Being otherwise directionless, I spent a great deal of time longing for genius writing talent and reading books about writing, occasionally interspersed with brief bouts in front of my Mac, staring at a blank screen.
It was painful. I was young and impatient, and horribly self-critical, and it didn’t occur to me that writing might be a skill that a person had to spend a great deal of time honing before being able to do it well (and that, indeed, it was something that I could get better at).
In fact, it was so painful that I actually started making art to procrastinate, which is how I accidentally ended up becoming a calligrapher and visual artist.
But that’s not what this post is about.
What this post is about is my pocket journal.
In my reading about writing back when, the Professional Writer Experts all said that if you want to be a writer, you must carry around a pocket journal at all times, so that you can jot down ideas whenever they strike.
Ever the good student, I dutifully carried around a pocket journal.

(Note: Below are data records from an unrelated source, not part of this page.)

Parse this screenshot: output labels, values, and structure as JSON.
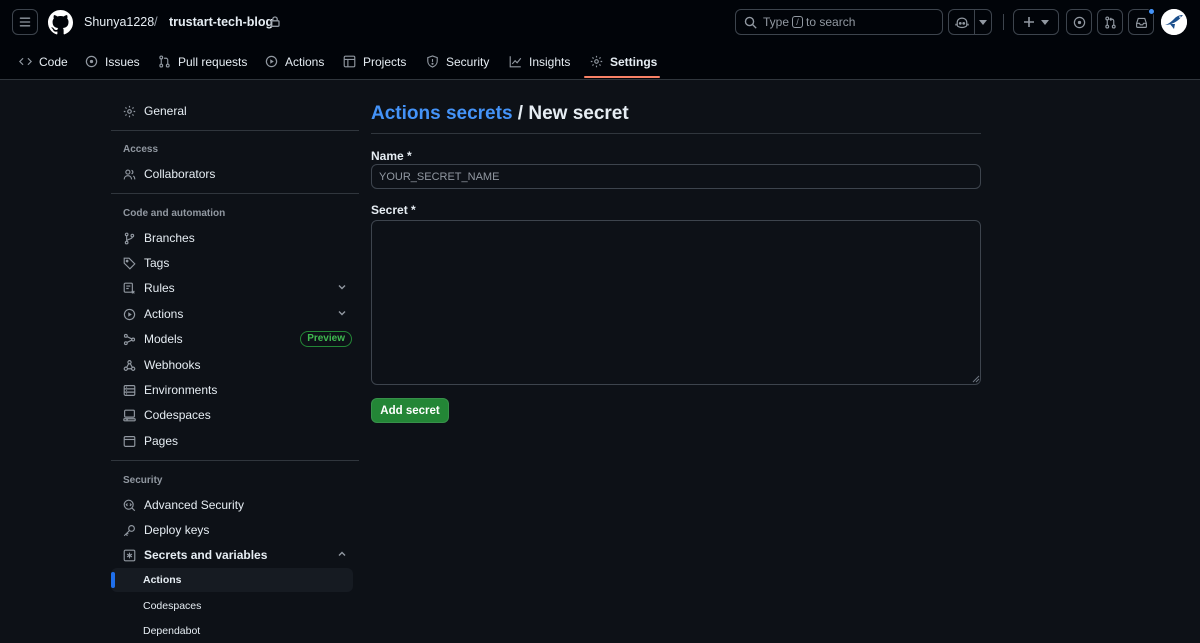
{
  "header": {
    "owner": "Shunya1228",
    "separator": "/",
    "repo": "trustart-tech-blog",
    "search": {
      "prefix": "Type",
      "key": "/",
      "suffix": "to search"
    },
    "icons": [
      "menu-icon",
      "github-logo-icon",
      "lock-icon",
      "search-icon",
      "copilot-icon",
      "plus-icon",
      "issue-opened-icon",
      "pull-request-icon",
      "inbox-icon"
    ],
    "notification_color": "#4493f8"
  },
  "repo_nav": {
    "tabs": [
      {
        "label": "Code",
        "icon": "code-icon"
      },
      {
        "label": "Issues",
        "icon": "issue-icon"
      },
      {
        "label": "Pull requests",
        "icon": "pull-request-icon"
      },
      {
        "label": "Actions",
        "icon": "play-icon"
      },
      {
        "label": "Projects",
        "icon": "table-icon"
      },
      {
        "label": "Security",
        "icon": "shield-icon"
      },
      {
        "label": "Insights",
        "icon": "graph-icon"
      },
      {
        "label": "Settings",
        "icon": "gear-icon",
        "selected": true
      }
    ],
    "selected_underline_color": "#f78166"
  },
  "sidebar": {
    "general": "General",
    "access_heading": "Access",
    "collaborators": "Collaborators",
    "code_heading": "Code and automation",
    "branches": "Branches",
    "tags": "Tags",
    "rules": "Rules",
    "actions": "Actions",
    "models": "Models",
    "models_badge": "Preview",
    "webhooks": "Webhooks",
    "environments": "Environments",
    "codespaces": "Codespaces",
    "pages": "Pages",
    "security_heading": "Security",
    "advanced_security": "Advanced Security",
    "deploy_keys": "Deploy keys",
    "secrets_and_variables": "Secrets and variables",
    "sub_actions": "Actions",
    "sub_codespaces": "Codespaces",
    "sub_dependabot": "Dependabot"
  },
  "main": {
    "breadcrumb_link": "Actions secrets",
    "breadcrumb_rest": " / New secret",
    "name_label": "Name *",
    "name_value": "",
    "name_placeholder": "YOUR_SECRET_NAME",
    "secret_label": "Secret *",
    "secret_value": "",
    "add_button": "Add secret"
  },
  "colors": {
    "accent_link": "#4493f8",
    "primary_button": "#238636",
    "preview_badge": "#3fb950",
    "active_item_bar": "#1f6feb"
  }
}
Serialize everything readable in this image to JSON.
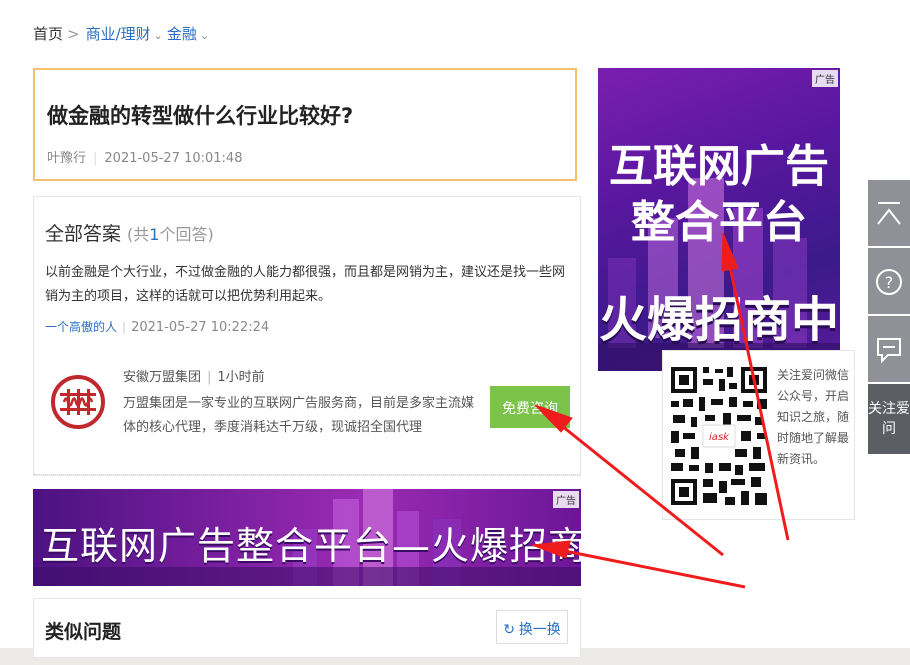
{
  "breadcrumb": {
    "home": "首页",
    "separator": ">",
    "category": "商业/理财",
    "subcategory": "金融"
  },
  "question": {
    "title": "做金融的转型做什么行业比较好?",
    "author": "叶豫行",
    "timestamp": "2021-05-27 10:01:48"
  },
  "answers": {
    "heading": "全部答案",
    "count_prefix": "(共",
    "count": "1",
    "count_suffix": "个回答)",
    "items": [
      {
        "text": "以前金融是个大行业，不过做金融的人能力都很强，而且都是网销为主，建议还是找一些网销为主的项目，这样的话就可以把优势利用起来。",
        "author": "一个高傲的人",
        "timestamp": "2021-05-27 10:22:24"
      }
    ]
  },
  "advertiser": {
    "name": "安徽万盟集团",
    "time": "1小时前",
    "description": "万盟集团是一家专业的互联网广告服务商，目前是多家主流媒体的核心代理，季度消耗达千万级，现诚招全国代理",
    "button_label": "免费咨询",
    "brand_color": "#c0282d"
  },
  "ad_banner": {
    "tag": "广告",
    "text": "互联网广告整合平台—火爆招商中"
  },
  "side_ad": {
    "tag": "广告",
    "line1": "互联网广告",
    "line2": "整合平台",
    "line3": "火爆招商中"
  },
  "wechat": {
    "text": "关注爱问微信公众号，开启知识之旅，随时随地了解最新资讯。",
    "qr_label": "iask"
  },
  "similar": {
    "title": "类似问题",
    "refresh_label": "换一换"
  },
  "float_bar": {
    "follow_label": "关注爱问",
    "items": [
      "back-to-top-icon",
      "help-icon",
      "feedback-icon"
    ]
  },
  "colors": {
    "link": "#2a6fc4",
    "question_border": "#f5c16c",
    "consult_button": "#7cc34a",
    "arrow": "#ee1c1c"
  }
}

But it felt like I rarely had any ideas to jot down.
Clearly (I thought), I just wasn’t cut out to be a real writer. And as my focus shifted to art, I let the writing thing drop.
Oh, I actually kept writing – in journals, in letters, in emails – but none of it was with a self-identity as a Writer. It was just stuff I felt like writing, not stuff I was getting paid to write, or stuff I was writing to impress people with my Writer-ness.
So therefore (I thought), it didn’t count as real writing.
Years later, I was involved in a relationship with a man who made his living as a freelance commercial writer, and wrote personal essays and fiction on the side. He never left the house without his pocket journal and favorite pen, and he scribbled frequently in and with same.
He was clearly a real writer (Writer). The pocket journal, as much as the body of work he’d created and the checks he received in the mail, determined it.
So what does it mean that now, 16 years after I wanted it so badly, I suddenly find myself consistently reaching for my pocket journal and scribbling away?
I bring it on walks with me (walks being, in fact, one of my most consistent muses). I carry it in my purse. And I write in it. Regularly.
Perhaps I needed to find my genre. Perhaps I needed to notice and validate the writing I was already doing.
Perhaps I was really a writer all along.